Singer-songwriter Patricia Manfield is no stranger. After bursting onto the scene in 2018 with an electronic pop track released under her alias, Hēir, she quickly established herself as an artist to watch out for. But, following the pandemic’s seismic impact on the creative sphere, the artist is aware that she is operating in a new landscape. So, with the help of her brand new EP, allow Hēir to re-introduce herself.
Jenny Arrowsmith caught up with the artist following the announcement of her highly anticipated EP, “Is that all there is?”.
Let’s start with how you got into music as a career. Were your ambitions rooted in your childhood, or did you discover this was an ambition later in life?

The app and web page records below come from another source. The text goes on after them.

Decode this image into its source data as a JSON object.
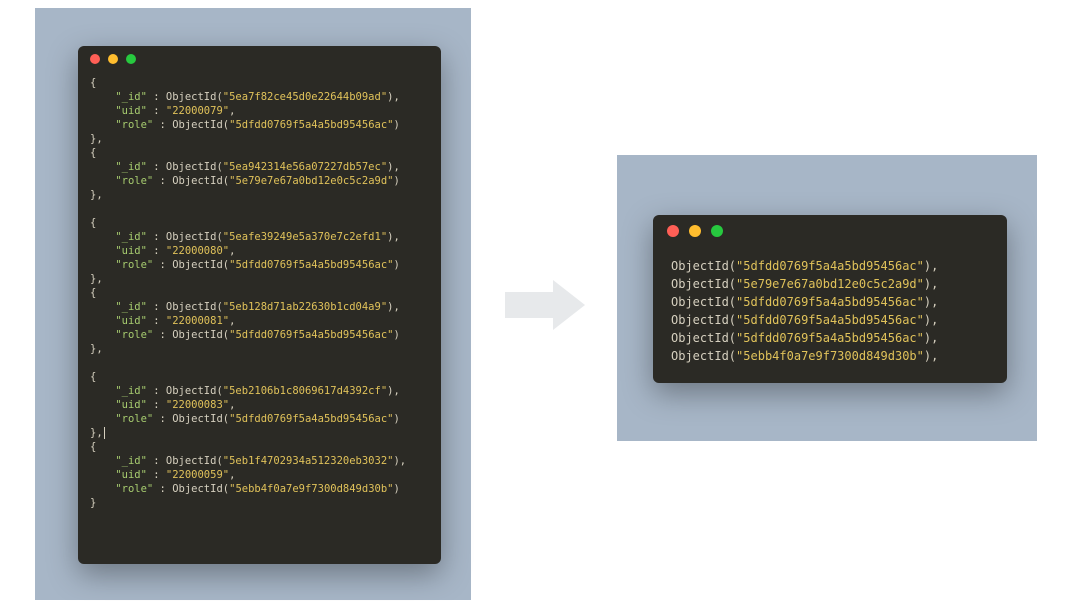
{
  "chart_data": {
    "type": "table",
    "title": "Extract role ObjectId from MongoDB documents",
    "left_documents": [
      {
        "_id": "5ea7f82ce45d0e22644b09ad",
        "uid": "22000079",
        "role": "5dfdd0769f5a4a5bd95456ac"
      },
      {
        "_id": "5ea942314e56a07227db57ec",
        "role": "5e79e7e67a0bd12e0c5c2a9d"
      },
      {
        "_id": "5eafe39249e5a370e7c2efd1",
        "uid": "22000080",
        "role": "5dfdd0769f5a4a5bd95456ac"
      },
      {
        "_id": "5eb128d71ab22630b1cd04a9",
        "uid": "22000081",
        "role": "5dfdd0769f5a4a5bd95456ac"
      },
      {
        "_id": "5eb2106b1c8069617d4392cf",
        "uid": "22000083",
        "role": "5dfdd0769f5a4a5bd95456ac"
      },
      {
        "_id": "5eb1f4702934a512320eb3032",
        "uid": "22000059",
        "role": "5ebb4f0a7e9f7300d849d30b"
      }
    ],
    "right_roles": [
      "5dfdd0769f5a4a5bd95456ac",
      "5e79e7e67a0bd12e0c5c2a9d",
      "5dfdd0769f5a4a5bd95456ac",
      "5dfdd0769f5a4a5bd95456ac",
      "5dfdd0769f5a4a5bd95456ac",
      "5ebb4f0a7e9f7300d849d30b"
    ]
  },
  "tokens": {
    "objectid": "ObjectId",
    "k_id": "\"_id\"",
    "k_uid": "\"uid\"",
    "k_role": "\"role\"",
    "open": "{",
    "close_comma": "},",
    "close": "}",
    "colon": " : ",
    "paren_open": "(",
    "paren_close_comma": "),",
    "paren_close": ")",
    "q": "\""
  },
  "left": {
    "d0": {
      "id": "5ea7f82ce45d0e22644b09ad",
      "uid": "22000079",
      "role": "5dfdd0769f5a4a5bd95456ac"
    },
    "d1": {
      "id": "5ea942314e56a07227db57ec",
      "role": "5e79e7e67a0bd12e0c5c2a9d"
    },
    "d2": {
      "id": "5eafe39249e5a370e7c2efd1",
      "uid": "22000080",
      "role": "5dfdd0769f5a4a5bd95456ac"
    },
    "d3": {
      "id": "5eb128d71ab22630b1cd04a9",
      "uid": "22000081",
      "role": "5dfdd0769f5a4a5bd95456ac"
    },
    "d4": {
      "id": "5eb2106b1c8069617d4392cf",
      "uid": "22000083",
      "role": "5dfdd0769f5a4a5bd95456ac"
    },
    "d5": {
      "id": "5eb1f4702934a512320eb3032",
      "uid": "22000059",
      "role": "5ebb4f0a7e9f7300d849d30b"
    }
  },
  "right": {
    "r0": "5dfdd0769f5a4a5bd95456ac",
    "r1": "5e79e7e67a0bd12e0c5c2a9d",
    "r2": "5dfdd0769f5a4a5bd95456ac",
    "r3": "5dfdd0769f5a4a5bd95456ac",
    "r4": "5dfdd0769f5a4a5bd95456ac",
    "r5": "5ebb4f0a7e9f7300d849d30b"
  }
}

My parents are classical musicians, so I think I’ve always looked at music as my only path since I was a child. Growing up my parents were really against me doing music for a while, I guess they wanted to protect me from the tough industry and the instability of it. So I went to university, started out a career in fashion and then took my music project into my own hands when I realised it had been my dream all along.
Your debut EP flawed us in 2020, and your subsequent singles have been so powerful. How does it feel to be releasing new music again? Is there anything you did differently this time around?
I did so many things differently this time around. My first EP came out right when the pandemic hit, so this one feels more like a first to me in a weird way. I never really got to experience what it felt to have an EP out during covid because there was so much tragedy going on and it felt weird to celebrate. I think this time around it’s a more mature project, my sound has evolved a lot. I have to say, it really came out in a flow, session after session. It just came together so beautifully. It feels nostalgic, dreamy, there’s lust, there’s love, anxiety. There’s all of me.
I really love that. Can you talk us through the creative process behind your new EP? What’s your music conveying about this stage of your life?
I’d describe the process as “taking my power back”. There’s a mistake you can make as an artist where you stop listening to yourself and start trying to please everyone around you. I’ve struggled with that. Your songs aren’t supposed to be everybody’s taste, you’re the one who really needs to be in love with what you make. That’s the only thing that will make it authentic. And eventually, somebody will relate to what you have to say.
Much of your music centres around romance, what draws you to writing about love? Do you have a muse for these songs?
I’m a hopeless romantic and heartbreak inspires me the most. When I’m going through heartbreak, I know a good song will come out of it eventually, so I’ve got every ex to thank for that. My friends are also my muses, I am only living one life so there’s only so much I can write about. I love listening to people’s stories – there’s something magical in translating such personal stories into songs. It gives me such interesting inputs.
Sonically, your music embodies futuristic indie pop with a 90s flair. Tell us, where do you find inspiration for your infectious sound?
Portishead, The Cardigans, these have always been big references. In general, I listen to a lot of very different genres which I guess is important for any artist. I grew up with classical music hence why my production can be very cinematic. I’m also a sucker for a good synth, the new EP sits in a late 80s to 90s alt-pop era.